My recollection of the events is only slightly different. The competition part is true (I’ve told that story before), but Anne forgets what inspired the competition – the libel suit from Ray Niro (in Illinois state court) after I was quoted in the press calling him a patent extortionist. Barrett (not Grove - he had nothing to do with it) didn’t like having the issue played out in the press, and demanded I come up with a different name [editor's note - Craig Barrett is now chairman of the Intel board, previously he was the company's president and then CEO]. Not sure what Ron Epstein is cited for – he reported to me, but had nothing to do with it (BTW, my title at the time was Vice President, Assistant General Counsel, not Director of Litigation. I was in charge of Licensing, Competition/Antitrust and Patents as well as Litigation at the time).

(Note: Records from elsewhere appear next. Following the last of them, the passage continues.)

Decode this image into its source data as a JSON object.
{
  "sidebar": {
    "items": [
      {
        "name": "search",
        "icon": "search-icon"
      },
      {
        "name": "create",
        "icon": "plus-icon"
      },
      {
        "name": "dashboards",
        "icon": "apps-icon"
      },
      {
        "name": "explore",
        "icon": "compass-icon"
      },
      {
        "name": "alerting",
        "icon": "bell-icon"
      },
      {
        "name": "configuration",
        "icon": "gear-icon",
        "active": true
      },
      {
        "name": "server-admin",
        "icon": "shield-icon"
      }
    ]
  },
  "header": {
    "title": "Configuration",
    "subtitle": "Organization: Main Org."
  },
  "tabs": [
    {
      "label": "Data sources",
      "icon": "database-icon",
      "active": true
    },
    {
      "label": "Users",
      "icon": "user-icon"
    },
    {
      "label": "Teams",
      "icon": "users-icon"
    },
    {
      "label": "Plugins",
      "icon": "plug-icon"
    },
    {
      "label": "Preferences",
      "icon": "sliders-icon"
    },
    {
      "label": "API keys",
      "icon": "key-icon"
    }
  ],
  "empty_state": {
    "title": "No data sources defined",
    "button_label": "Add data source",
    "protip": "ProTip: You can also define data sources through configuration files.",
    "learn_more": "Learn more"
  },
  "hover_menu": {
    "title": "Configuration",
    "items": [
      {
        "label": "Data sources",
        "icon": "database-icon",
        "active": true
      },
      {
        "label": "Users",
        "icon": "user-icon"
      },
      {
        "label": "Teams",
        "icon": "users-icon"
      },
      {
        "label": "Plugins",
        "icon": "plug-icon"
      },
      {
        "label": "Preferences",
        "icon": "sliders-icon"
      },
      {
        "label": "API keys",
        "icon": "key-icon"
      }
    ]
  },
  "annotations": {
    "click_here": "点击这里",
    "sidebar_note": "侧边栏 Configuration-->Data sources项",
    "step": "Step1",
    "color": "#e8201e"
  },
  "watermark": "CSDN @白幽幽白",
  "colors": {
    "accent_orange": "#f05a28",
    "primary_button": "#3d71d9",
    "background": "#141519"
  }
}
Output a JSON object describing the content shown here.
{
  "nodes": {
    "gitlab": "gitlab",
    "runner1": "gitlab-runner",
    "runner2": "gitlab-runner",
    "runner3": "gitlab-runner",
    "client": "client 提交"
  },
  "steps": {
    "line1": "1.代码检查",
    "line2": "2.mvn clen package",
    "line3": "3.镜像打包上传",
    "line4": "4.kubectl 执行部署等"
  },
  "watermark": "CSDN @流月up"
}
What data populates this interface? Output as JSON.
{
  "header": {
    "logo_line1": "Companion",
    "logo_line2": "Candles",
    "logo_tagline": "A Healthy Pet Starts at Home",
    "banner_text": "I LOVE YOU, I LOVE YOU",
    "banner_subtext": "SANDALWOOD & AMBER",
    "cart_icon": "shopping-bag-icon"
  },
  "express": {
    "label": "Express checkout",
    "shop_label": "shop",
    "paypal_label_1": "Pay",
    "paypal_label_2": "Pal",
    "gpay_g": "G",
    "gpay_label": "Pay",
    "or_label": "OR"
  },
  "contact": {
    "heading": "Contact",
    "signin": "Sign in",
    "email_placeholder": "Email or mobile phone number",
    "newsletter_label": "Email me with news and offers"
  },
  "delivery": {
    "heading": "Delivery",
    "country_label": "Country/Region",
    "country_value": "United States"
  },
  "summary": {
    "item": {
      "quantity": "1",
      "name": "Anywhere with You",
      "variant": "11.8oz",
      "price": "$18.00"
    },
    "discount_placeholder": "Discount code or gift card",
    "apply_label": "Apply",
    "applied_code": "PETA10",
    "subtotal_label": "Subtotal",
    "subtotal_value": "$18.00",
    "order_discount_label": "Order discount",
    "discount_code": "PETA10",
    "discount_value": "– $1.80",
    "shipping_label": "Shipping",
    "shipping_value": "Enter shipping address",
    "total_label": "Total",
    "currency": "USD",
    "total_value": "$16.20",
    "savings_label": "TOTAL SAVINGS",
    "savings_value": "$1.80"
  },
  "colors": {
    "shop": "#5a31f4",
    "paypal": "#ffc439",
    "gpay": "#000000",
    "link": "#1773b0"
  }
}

It is true that discussions I had with Anne led to the final decision, and that I probably gave her the prize (would not have looked good to keep it myself!), but I never heard anything about her “Eureka moment” or discussions with her husband. I recall sitting in my cubicle discussing with her various suggestions that had been made, but remember telling her that I particularly liked the “troll” phrase and I pointed to the blue-haired doll that I had on my desk (that my then-young daughter had left after a visit). We discussed the origins (primarily “Billy Goats Gruff”, at the time one of my daughter’s favorite tales), and I decided to go with it.

BTW, I still have the original troll that was the inspiration (the doll, not Ray Niro) in my office.

Peter D.

So, apologies for getting the names of some of the people involved wrong and for confusing job titles. However, I hope that Peter’s confirmation of Anne Gundelfinger’s role in the development of the “patent troll” term wins her the recognition she deserves; not forgetting her husband, Mike Davis, of course.

Anyway, as I said before, this is not a huge story in the great scheme of things. And it is one that I am now putting to bed.